When I took this picture I felt rushed. I'm a first time teacher, which means I am responsible for all kinds of things new to me: crowd control/photography were just two during this pictured moment. I guess a goal of mine is to become a better juggler of things. It fits in to my whole "feeling like a clown." Dat-tat, Tara-dat, dat-dat, Tat-dara...

There's an Escalade with spinner's somewhere around here...

But, downtown AziZia's got Hummers too, beside's the classic donkey pulled carts (used for carrying produce and merchandise). The truth is, you don't normally see both on the street very often, but they're there. The old and the new.

Concrete Jungle

Walking back from the gym among Aleppo's concrete jungle.

Sunday, September 10, 2006

9/10: A little bit about cars

I once wrote to a bunch of friends that Aleppo has an exceptional car culture. This is only one of the beauties, if you like old cars that is. There're so many it's hard to get myself to take more pictures, because the chances to catch the latest BMW or the oldest, is 8/10. There's even American cars that you rarely see outside of car shows, easily found. If you want to see more, let me know. I can take more picture's easily, and, many of the owners love to show them off and tell you about them.

Ah! But there's also and over abundance of cheap cars in Syria, not worth much recognition, except for the fact that so many people decorate their Iranian made compacts (which sport lawn mower engines and excellent gas mileage) with Ferrari stickers and the necessary, patriotic facial symbols of a Syrian President, past or current. Here's what the locals call a "Suzuki." It's a super light golf cart masquerading as a pick-up truck. Everyone who uses this little hauling machine has at some point loaded it with ingenuity, although still with grave danger to the health of all motor vehiclists and pedestrians.

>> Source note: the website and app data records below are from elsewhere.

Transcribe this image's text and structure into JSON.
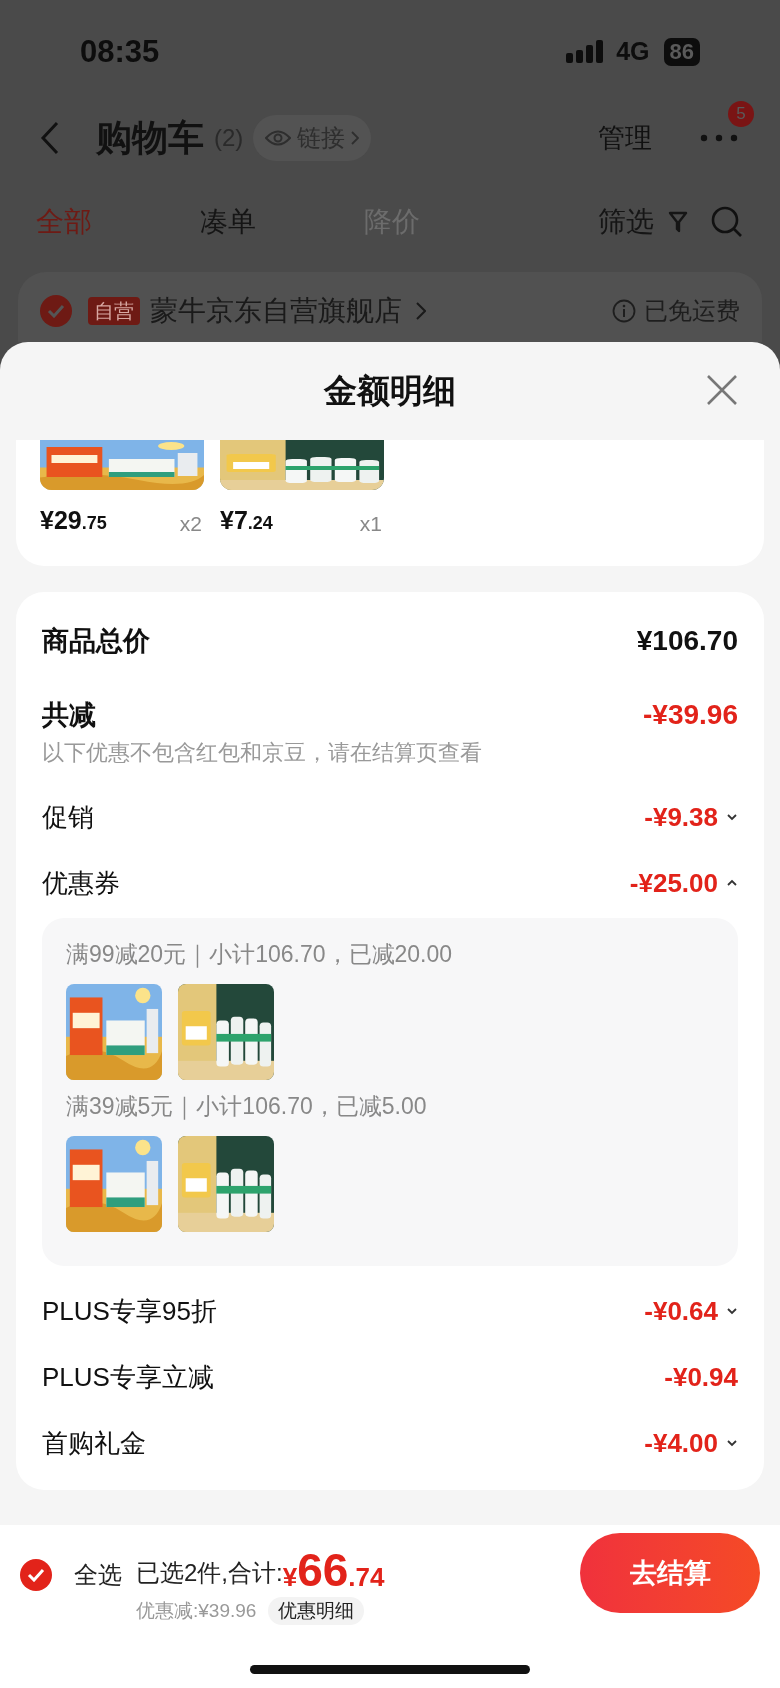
{
  "status_bar": {
    "time": "08:35",
    "network": "4G",
    "battery": "86"
  },
  "nav": {
    "title": "购物车",
    "count": "(2)",
    "link": "链接",
    "manage": "管理",
    "more_badge": "5"
  },
  "tabs": [
    {
      "label": "全部",
      "selected": true,
      "disabled": false,
      "kind": "text"
    },
    {
      "label": "凑单",
      "selected": false,
      "disabled": false,
      "kind": "text"
    },
    {
      "label": "降价",
      "selected": false,
      "disabled": true,
      "kind": "text"
    },
    {
      "label": "筛选",
      "selected": false,
      "disabled": false,
      "kind": "filter"
    }
  ],
  "store": {
    "checked": true,
    "tag": "自营",
    "name": "蒙牛京东自营旗舰店",
    "shipping": "已免运费"
  },
  "sheet": {
    "title": "金额明细",
    "products": [
      {
        "kind": "picture",
        "price_int": "¥29",
        "price_dec": ".75",
        "qty": "x2"
      },
      {
        "kind": "picture",
        "price_int": "¥7",
        "price_dec": ".24",
        "qty": "x1"
      }
    ],
    "total": {
      "label": "商品总价",
      "amount": "¥106.70"
    },
    "discount": {
      "label": "共减",
      "amount": "-¥39.96",
      "note": "以下优惠不包含红包和京豆，请在结算页查看"
    },
    "rows": [
      {
        "label": "促销",
        "amount": "-¥9.38",
        "expanded": false
      },
      {
        "label": "优惠券",
        "amount": "-¥25.00",
        "expanded": true,
        "coupons": [
          {
            "text": "满99减20元｜小计106.70，已减20.00"
          },
          {
            "text": "满39减5元｜小计106.70，已减5.00"
          }
        ]
      },
      {
        "label": "PLUS专享95折",
        "amount": "-¥0.64",
        "expanded": false
      },
      {
        "label": "PLUS专享立减",
        "amount": "-¥0.94"
      },
      {
        "label": "首购礼金",
        "amount": "-¥4.00",
        "expanded": false
      }
    ]
  },
  "footer": {
    "select_all": {
      "label": "全选",
      "checked": true
    },
    "summary": "已选2件,合计:",
    "currency": "¥",
    "total_int": "66",
    "total_dec": ".74",
    "saved": "优惠减:¥39.96",
    "detail_chip": "优惠明细",
    "checkout": "去结算"
  }
}
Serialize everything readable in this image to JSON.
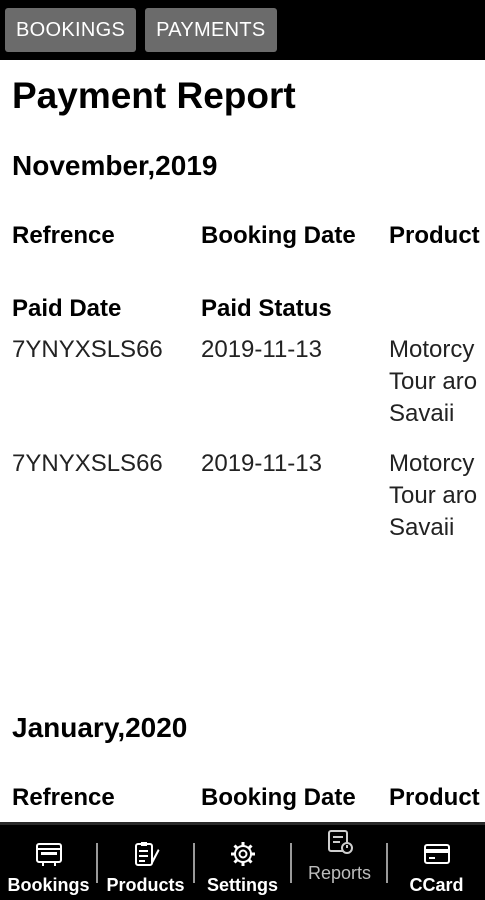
{
  "topbar": {
    "tabs": [
      {
        "label": "BOOKINGS"
      },
      {
        "label": "PAYMENTS"
      }
    ]
  },
  "page": {
    "title": "Payment Report"
  },
  "sections": [
    {
      "month": "November,2019",
      "headers": {
        "reference": "Refrence",
        "booking_date": "Booking Date",
        "product": "Product",
        "paid_date": "Paid Date",
        "paid_status": "Paid Status"
      },
      "rows": [
        {
          "reference": "7YNYXSLS66",
          "booking_date": "2019-11-13",
          "product_lines": [
            "Motorcy",
            "Tour aro",
            "Savaii"
          ]
        },
        {
          "reference": "7YNYXSLS66",
          "booking_date": "2019-11-13",
          "product_lines": [
            "Motorcy",
            "Tour aro",
            "Savaii"
          ]
        }
      ]
    },
    {
      "month": "January,2020",
      "headers": {
        "reference": "Refrence",
        "booking_date": "Booking Date",
        "product": "Product"
      }
    }
  ],
  "bottom_nav": [
    {
      "label": "Bookings",
      "icon": "bookings-icon"
    },
    {
      "label": "Products",
      "icon": "products-icon"
    },
    {
      "label": "Settings",
      "icon": "gear-icon"
    },
    {
      "label": "Reports",
      "icon": "reports-icon"
    },
    {
      "label": "CCard",
      "icon": "credit-card-icon"
    }
  ],
  "colors": {
    "bar_bg": "#000000",
    "tab_bg": "#6b6b6b",
    "content_bg": "#ffffff",
    "text": "#000000"
  }
}
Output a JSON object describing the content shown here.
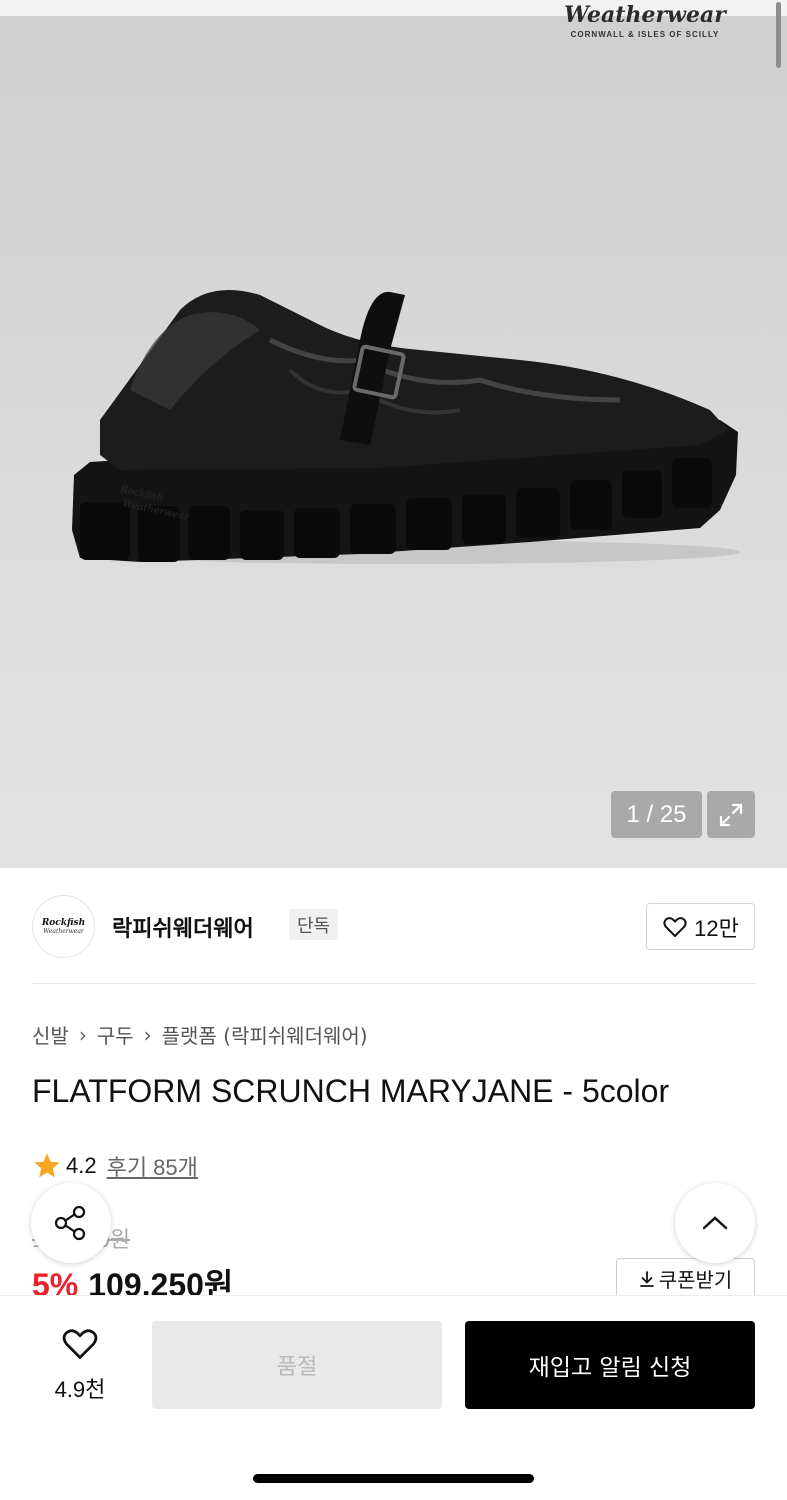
{
  "gallery": {
    "watermark_script": "Weatherwear",
    "watermark_sub": "CORNWALL & ISLES OF SCILLY",
    "sole_text_1": "Rockfish",
    "sole_text_2": "Weatherwear",
    "counter": "1 / 25"
  },
  "brand": {
    "logo_line1": "Rockfish",
    "logo_line2": "Weatherwear",
    "name": "락피쉬웨더웨어",
    "badge": "단독",
    "likes": "12만"
  },
  "breadcrumb": [
    "신발",
    "구두",
    "플랫폼 (락피쉬웨더웨어)"
  ],
  "product": {
    "title": "FLATFORM SCRUNCH MARYJANE - 5color",
    "rating": "4.2",
    "reviews": "후기 85개",
    "original_price": "115,000원",
    "discount": "5%",
    "final_price": "109,250원",
    "coupon_label": "쿠폰받기"
  },
  "bottom_bar": {
    "wish_count": "4.9천",
    "soldout_label": "품절",
    "restock_label": "재입고 알림 신청"
  },
  "colors": {
    "discount_red": "#e8212a",
    "star": "#f5a623",
    "primary_black": "#000000"
  }
}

Notice the silver sticker on the windshield. It's a very popular sticker of the Syrian President.